Look through the material below and give the number of lines where the string "Töfel" appears, without any other words.

> **Records shown**:
# # # # #

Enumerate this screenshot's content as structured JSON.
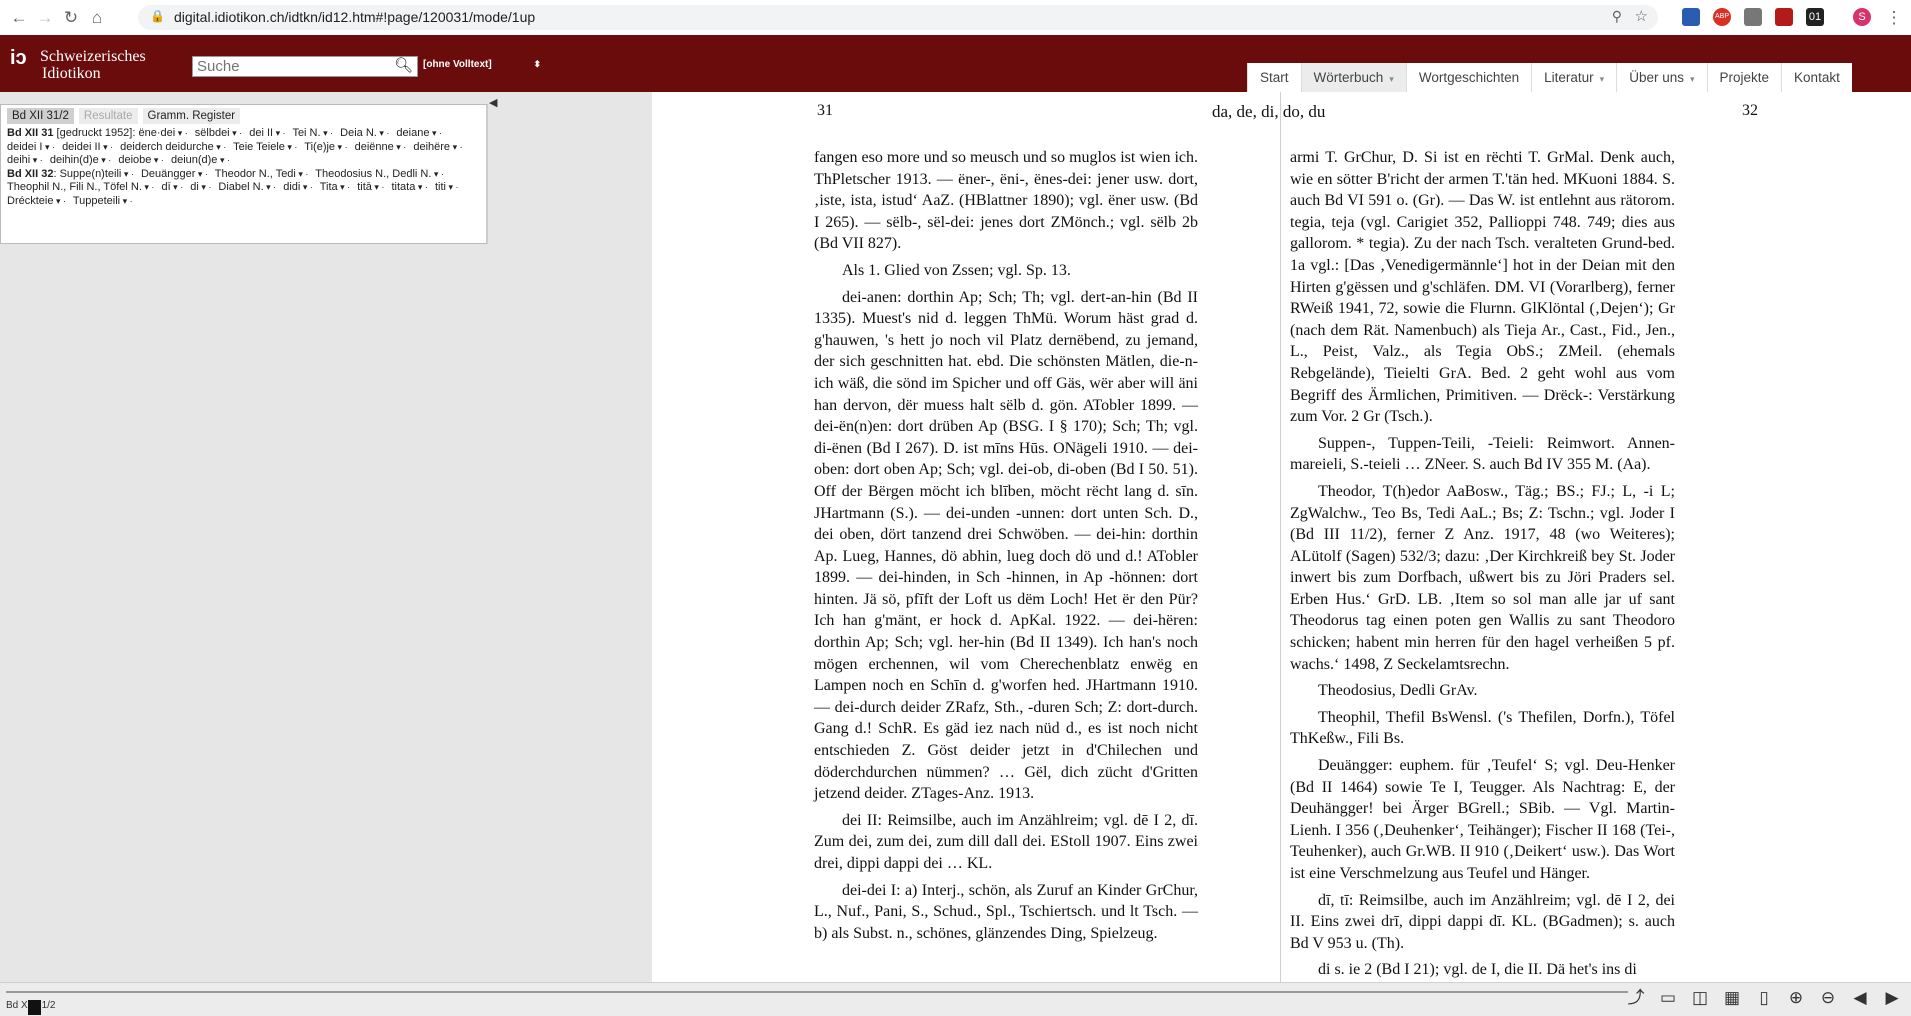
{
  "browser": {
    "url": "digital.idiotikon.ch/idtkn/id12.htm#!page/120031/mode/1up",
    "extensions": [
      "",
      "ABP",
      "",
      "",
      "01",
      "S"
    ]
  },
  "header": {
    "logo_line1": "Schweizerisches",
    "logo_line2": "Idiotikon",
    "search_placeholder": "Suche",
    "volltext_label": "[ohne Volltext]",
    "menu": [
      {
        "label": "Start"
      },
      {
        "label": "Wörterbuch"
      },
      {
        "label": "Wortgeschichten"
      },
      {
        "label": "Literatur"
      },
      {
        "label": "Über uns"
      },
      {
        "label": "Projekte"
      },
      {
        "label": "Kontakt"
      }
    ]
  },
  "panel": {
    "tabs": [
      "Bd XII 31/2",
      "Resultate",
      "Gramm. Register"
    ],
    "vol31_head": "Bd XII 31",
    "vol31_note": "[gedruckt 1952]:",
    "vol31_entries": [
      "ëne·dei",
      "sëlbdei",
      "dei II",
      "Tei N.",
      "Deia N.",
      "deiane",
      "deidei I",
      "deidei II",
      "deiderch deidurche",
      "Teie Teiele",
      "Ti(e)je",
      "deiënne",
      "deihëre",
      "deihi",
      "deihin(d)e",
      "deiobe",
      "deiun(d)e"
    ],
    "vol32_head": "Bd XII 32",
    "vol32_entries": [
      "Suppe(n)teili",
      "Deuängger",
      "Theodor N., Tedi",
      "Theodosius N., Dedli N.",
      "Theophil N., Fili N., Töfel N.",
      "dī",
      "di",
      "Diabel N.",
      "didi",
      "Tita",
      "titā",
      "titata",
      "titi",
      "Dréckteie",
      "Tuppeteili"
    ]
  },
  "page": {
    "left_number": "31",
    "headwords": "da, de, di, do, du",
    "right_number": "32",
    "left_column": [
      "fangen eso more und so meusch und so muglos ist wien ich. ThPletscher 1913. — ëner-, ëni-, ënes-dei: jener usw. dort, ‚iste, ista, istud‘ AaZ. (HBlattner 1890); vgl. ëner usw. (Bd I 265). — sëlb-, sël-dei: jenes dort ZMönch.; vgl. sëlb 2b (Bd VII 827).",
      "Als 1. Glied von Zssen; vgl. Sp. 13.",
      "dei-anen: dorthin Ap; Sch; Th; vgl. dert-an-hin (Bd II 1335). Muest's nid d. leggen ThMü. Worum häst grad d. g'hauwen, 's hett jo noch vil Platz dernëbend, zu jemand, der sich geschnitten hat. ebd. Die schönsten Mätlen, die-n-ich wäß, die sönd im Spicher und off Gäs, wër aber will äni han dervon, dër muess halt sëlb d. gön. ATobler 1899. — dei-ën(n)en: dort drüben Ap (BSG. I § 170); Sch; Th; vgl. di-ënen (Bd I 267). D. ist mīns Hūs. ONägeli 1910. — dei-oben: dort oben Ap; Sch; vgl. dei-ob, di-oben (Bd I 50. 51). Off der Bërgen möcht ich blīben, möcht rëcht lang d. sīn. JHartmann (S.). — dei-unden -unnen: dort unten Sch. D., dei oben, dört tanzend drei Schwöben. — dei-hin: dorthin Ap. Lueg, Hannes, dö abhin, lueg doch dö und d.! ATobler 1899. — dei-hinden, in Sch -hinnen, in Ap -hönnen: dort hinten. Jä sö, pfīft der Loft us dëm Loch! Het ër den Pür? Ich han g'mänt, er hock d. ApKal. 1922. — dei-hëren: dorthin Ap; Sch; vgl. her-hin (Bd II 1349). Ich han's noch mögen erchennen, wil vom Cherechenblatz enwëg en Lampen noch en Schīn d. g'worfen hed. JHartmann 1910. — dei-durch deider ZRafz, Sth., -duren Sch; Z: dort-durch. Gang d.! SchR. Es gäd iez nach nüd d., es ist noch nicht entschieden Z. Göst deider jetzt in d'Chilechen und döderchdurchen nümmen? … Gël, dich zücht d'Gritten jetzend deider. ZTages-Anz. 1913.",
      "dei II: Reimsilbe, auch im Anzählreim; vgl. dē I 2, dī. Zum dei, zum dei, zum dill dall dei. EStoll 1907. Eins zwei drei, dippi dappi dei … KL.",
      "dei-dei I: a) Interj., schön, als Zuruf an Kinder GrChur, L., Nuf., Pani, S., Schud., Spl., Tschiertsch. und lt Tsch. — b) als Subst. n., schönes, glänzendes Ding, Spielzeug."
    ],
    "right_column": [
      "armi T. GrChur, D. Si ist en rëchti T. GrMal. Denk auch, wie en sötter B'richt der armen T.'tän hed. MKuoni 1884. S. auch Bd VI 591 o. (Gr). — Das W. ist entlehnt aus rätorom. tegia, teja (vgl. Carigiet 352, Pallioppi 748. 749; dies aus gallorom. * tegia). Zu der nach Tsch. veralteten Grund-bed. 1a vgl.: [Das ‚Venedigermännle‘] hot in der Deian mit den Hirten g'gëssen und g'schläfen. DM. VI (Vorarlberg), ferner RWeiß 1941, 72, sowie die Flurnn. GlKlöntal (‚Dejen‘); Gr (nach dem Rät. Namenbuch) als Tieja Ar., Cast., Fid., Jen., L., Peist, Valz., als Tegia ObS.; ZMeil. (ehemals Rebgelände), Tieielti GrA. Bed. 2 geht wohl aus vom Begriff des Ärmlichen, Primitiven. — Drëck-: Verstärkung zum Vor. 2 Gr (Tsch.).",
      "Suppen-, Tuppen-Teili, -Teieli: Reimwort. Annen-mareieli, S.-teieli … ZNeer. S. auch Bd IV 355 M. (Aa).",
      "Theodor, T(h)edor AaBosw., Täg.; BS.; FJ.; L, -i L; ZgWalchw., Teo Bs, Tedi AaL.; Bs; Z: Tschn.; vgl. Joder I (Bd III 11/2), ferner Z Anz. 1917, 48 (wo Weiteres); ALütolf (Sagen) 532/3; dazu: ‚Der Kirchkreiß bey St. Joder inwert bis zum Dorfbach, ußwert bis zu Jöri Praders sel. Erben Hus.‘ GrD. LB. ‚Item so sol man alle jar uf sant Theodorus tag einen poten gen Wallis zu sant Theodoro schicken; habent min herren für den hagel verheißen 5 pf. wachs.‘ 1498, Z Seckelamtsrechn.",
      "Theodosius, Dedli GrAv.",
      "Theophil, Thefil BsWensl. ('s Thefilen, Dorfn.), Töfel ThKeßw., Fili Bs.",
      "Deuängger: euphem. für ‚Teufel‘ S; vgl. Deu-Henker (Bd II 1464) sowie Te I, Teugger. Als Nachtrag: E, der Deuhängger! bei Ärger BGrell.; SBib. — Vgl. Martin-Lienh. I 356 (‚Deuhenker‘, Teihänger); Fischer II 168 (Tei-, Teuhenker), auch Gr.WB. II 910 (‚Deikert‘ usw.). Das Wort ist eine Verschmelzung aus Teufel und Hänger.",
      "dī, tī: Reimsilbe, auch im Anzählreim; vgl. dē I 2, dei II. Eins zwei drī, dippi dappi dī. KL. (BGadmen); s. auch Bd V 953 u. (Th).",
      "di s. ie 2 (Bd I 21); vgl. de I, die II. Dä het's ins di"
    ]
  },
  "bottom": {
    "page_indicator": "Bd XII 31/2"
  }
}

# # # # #

> **Result**:
2